• Extracted entries:
──────────────────────────────

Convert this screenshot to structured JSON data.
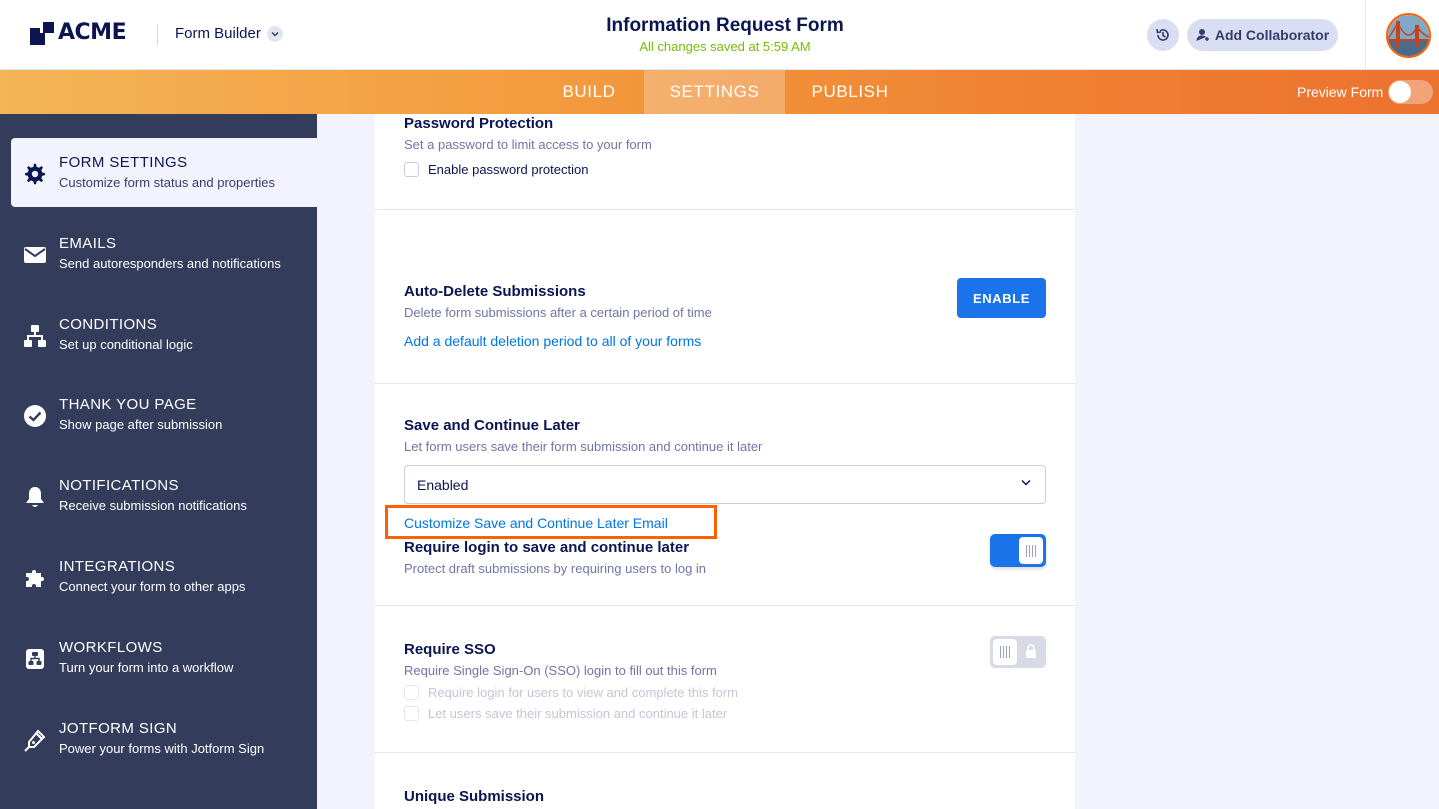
{
  "header": {
    "logo_text": "ACME",
    "app_name": "Form Builder",
    "form_title": "Information Request Form",
    "saved_status": "All changes saved at 5:59 AM",
    "add_collaborator_label": "Add Collaborator"
  },
  "nav": {
    "tabs": [
      {
        "label": "BUILD",
        "active": false
      },
      {
        "label": "SETTINGS",
        "active": true
      },
      {
        "label": "PUBLISH",
        "active": false
      }
    ],
    "preview_label": "Preview Form"
  },
  "sidebar": {
    "items": [
      {
        "title": "FORM SETTINGS",
        "subtitle": "Customize form status and properties",
        "icon": "gear-icon",
        "active": true
      },
      {
        "title": "EMAILS",
        "subtitle": "Send autoresponders and notifications",
        "icon": "envelope-icon"
      },
      {
        "title": "CONDITIONS",
        "subtitle": "Set up conditional logic",
        "icon": "sitemap-icon"
      },
      {
        "title": "THANK YOU PAGE",
        "subtitle": "Show page after submission",
        "icon": "check-circle-icon"
      },
      {
        "title": "NOTIFICATIONS",
        "subtitle": "Receive submission notifications",
        "icon": "bell-icon"
      },
      {
        "title": "INTEGRATIONS",
        "subtitle": "Connect your form to other apps",
        "icon": "puzzle-icon"
      },
      {
        "title": "WORKFLOWS",
        "subtitle": "Turn your form into a workflow",
        "icon": "workflow-icon"
      },
      {
        "title": "JOTFORM SIGN",
        "subtitle": "Power your forms with Jotform Sign",
        "icon": "pen-icon"
      }
    ]
  },
  "settings": {
    "password": {
      "title": "Password Protection",
      "description": "Set a password to limit access to your form",
      "checkbox_label": "Enable password protection"
    },
    "auto_delete": {
      "title": "Auto-Delete Submissions",
      "description": "Delete form submissions after a certain period of time",
      "link": "Add a default deletion period to all of your forms",
      "button_label": "ENABLE"
    },
    "save_continue": {
      "title": "Save and Continue Later",
      "description": "Let form users save their form submission and continue it later",
      "select_value": "Enabled",
      "customize_link": "Customize Save and Continue Later Email",
      "require_login_title": "Require login to save and continue later",
      "require_login_description": "Protect draft submissions by requiring users to log in",
      "require_login_enabled": true
    },
    "sso": {
      "title": "Require SSO",
      "description": "Require Single Sign-On (SSO) login to fill out this form",
      "option1": "Require login for users to view and complete this form",
      "option2": "Let users save their submission and continue it later",
      "enabled": false
    },
    "unique": {
      "title": "Unique Submission"
    }
  },
  "colors": {
    "accent_blue": "#1a73e8",
    "link_blue": "#0075e3",
    "highlight_orange": "#ff6100",
    "sidebar_bg": "#343c5c",
    "saved_green": "#78bb07"
  }
}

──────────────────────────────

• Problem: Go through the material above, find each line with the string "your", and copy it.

• Answer space:
        "subtitle": "Connect your form to other apps",
        "subtitle": "Turn your form into a workflow",
        "subtitle": "Power your forms with Jotform Sign",
      "description": "Set a password to limit access to your form",
      "link": "Add a default deletion period to all of your forms",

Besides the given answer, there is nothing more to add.